▸ **Given records**:
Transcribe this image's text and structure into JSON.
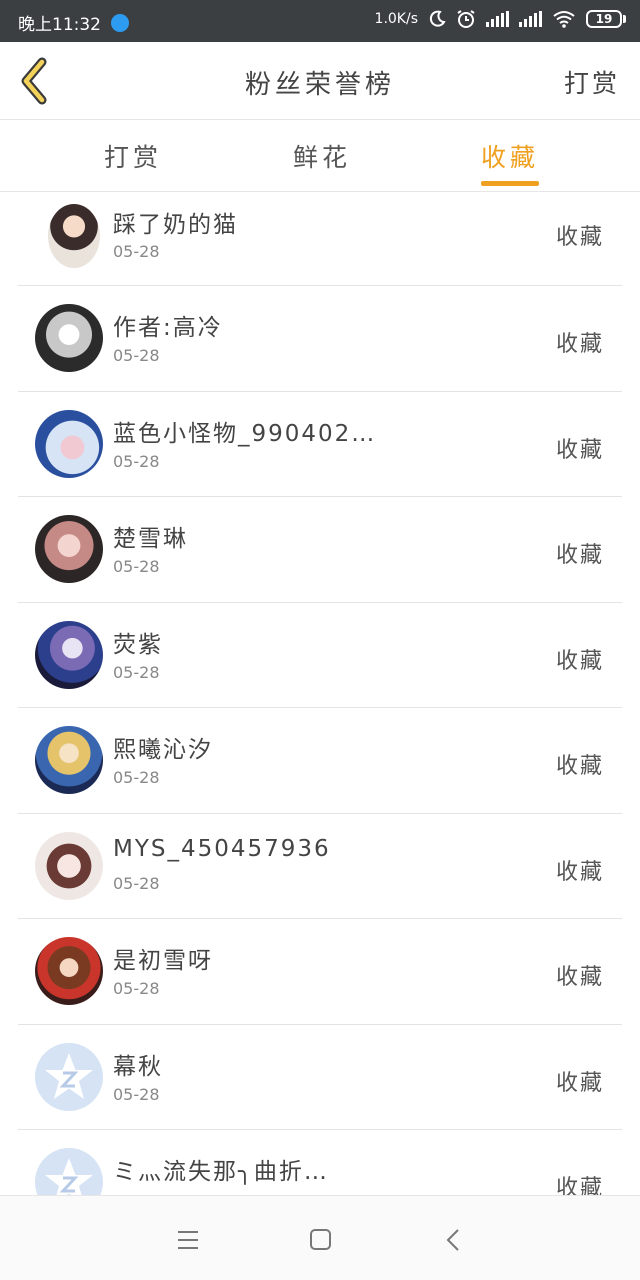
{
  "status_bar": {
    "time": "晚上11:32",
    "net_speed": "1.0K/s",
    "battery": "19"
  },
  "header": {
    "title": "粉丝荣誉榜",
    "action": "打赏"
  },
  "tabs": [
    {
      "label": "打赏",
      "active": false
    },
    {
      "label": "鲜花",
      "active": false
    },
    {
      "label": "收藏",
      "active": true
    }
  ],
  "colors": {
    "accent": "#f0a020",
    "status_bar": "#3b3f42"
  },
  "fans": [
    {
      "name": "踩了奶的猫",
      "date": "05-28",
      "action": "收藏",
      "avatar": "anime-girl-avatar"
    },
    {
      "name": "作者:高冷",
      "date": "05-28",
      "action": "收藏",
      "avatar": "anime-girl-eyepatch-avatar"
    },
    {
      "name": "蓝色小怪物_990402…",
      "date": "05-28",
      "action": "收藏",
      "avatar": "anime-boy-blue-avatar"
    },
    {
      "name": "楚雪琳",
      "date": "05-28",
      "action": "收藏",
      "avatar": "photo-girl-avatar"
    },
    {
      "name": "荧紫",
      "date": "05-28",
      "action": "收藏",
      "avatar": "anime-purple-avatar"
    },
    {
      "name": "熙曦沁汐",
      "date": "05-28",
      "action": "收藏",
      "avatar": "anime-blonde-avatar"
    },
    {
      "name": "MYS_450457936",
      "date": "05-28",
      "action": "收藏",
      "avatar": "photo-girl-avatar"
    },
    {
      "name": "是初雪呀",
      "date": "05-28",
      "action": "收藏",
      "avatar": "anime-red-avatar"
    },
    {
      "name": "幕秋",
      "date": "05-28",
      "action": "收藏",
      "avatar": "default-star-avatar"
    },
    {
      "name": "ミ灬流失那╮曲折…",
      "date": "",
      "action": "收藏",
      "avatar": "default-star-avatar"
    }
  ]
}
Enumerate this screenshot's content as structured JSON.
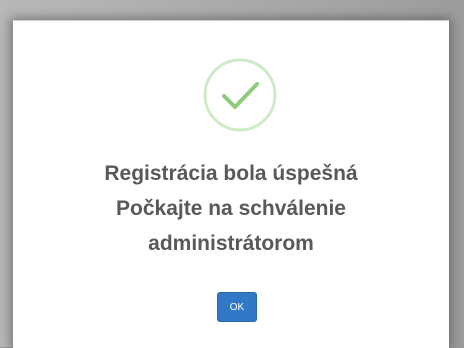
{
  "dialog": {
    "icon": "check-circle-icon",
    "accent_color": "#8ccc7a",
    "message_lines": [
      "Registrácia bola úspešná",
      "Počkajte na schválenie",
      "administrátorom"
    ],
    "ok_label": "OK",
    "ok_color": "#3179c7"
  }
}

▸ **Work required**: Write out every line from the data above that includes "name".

▸ **Finished exercise**:
      "name": "踩了奶的猫",
      "name": "作者:高冷",
      "name": "蓝色小怪物_990402…",
      "name": "楚雪琳",
      "name": "荧紫",
      "name": "熙曦沁汐",
      "name": "MYS_450457936",
      "name": "是初雪呀",
      "name": "幕秋",
      "name": "ミ灬流失那╮曲折…",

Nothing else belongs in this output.